Setting aside an awardAn application for setting aside an arbitral award may be made before the court, by a party within three months of receipt of the award by him. The court may set aside an award on the following grounds:
- a party was under some incapacity;
- the arbitration agreement is not valid under the law;
- the party making the application was not given proper notice of the appointment of an arbitrator or of the arbitral proceedings or was otherwise unable to present his case;
- the award deals with a dispute not contemplated by or beyond the scope of the submission to arbitration;
- the composition of the arbitral tribunal or the arbitral proceedings was not in accordance with the agreement or with the law;
- the subject-matter of the dispute is not capable of settlement by arbitration under the law; or
- the arbitral award is in conflict with the public policy of India.
AppealAn appeal shall lie before the court, against the following orders-
- granting or refusing to grant any interim measure
- setting aside or refusing to set aside an arbitral award and
- granting or refusing to grant an interim measure of protection.
Enforcement of foreign awards
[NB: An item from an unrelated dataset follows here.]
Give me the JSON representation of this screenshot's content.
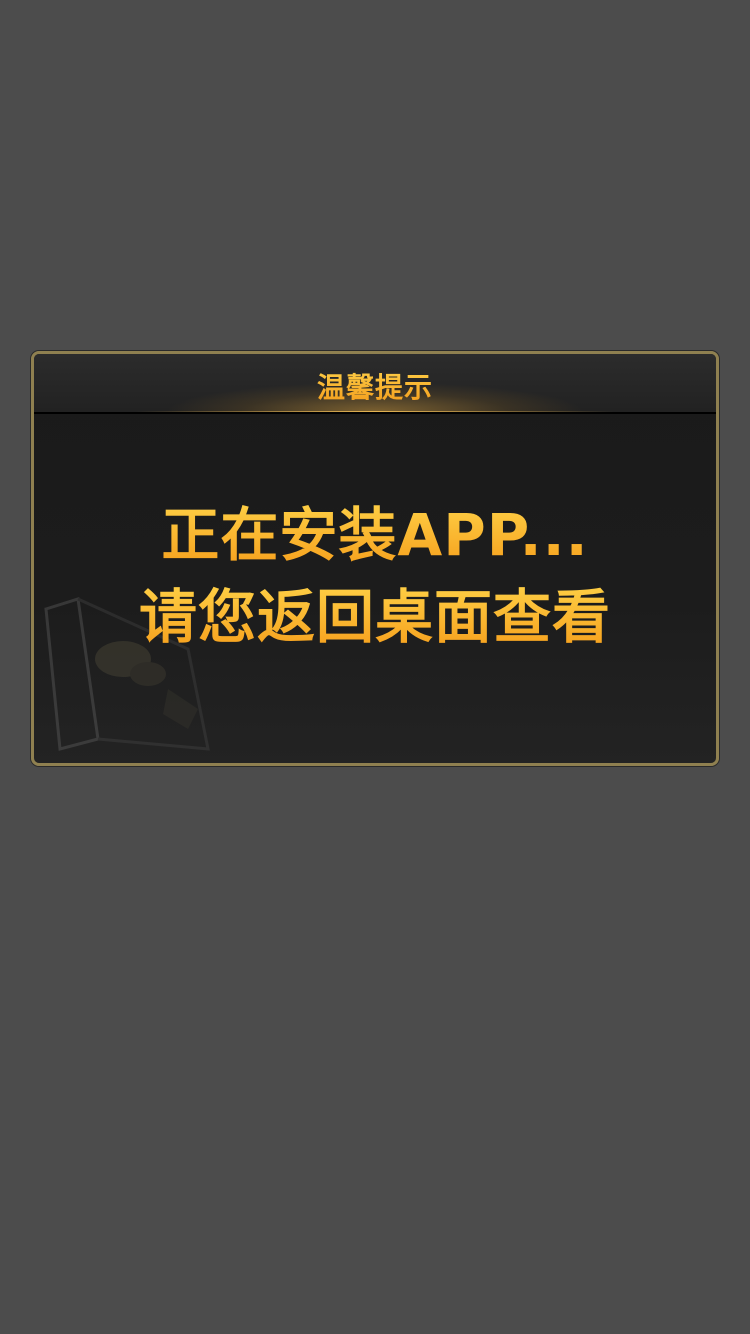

FOREIGN AWARD- has been defined to mean an award on differences between persons arising out of legal relationships, whether contractual or not and considered as commercial under the law in force in India, and made in pursuance of an agreement in writing for arbitration to be governed either by the New York Convention or by the Geneva Convention, in the territory of a notified foreign state.
- Where a commercial dispute covered by an arbitration agreement to which either of the conventions applies, arises before a
- judicial authority in India, it shall at the request of a party be referred to arbitration.
- Any foreign award, which is enforceable under this part, shall be binding and may be relied upon by the parties by way of defence, set off or otherwise in any legal proceedings in India.
- The party applying for the enforcement of a foreign award shall, produce the original award or a duly authenticated copy thereof, the original arbitration agreement or a certified copy thereof, and evidence to prove that the award is a foreign award.
- An appeal shall lie against the order of court refusing to refer the parties to arbitration or refusing to enforce a foreign award.
No second appeal shall lie against the appellate order of the court, except, however, that an appeal may be made to the Supreme Court.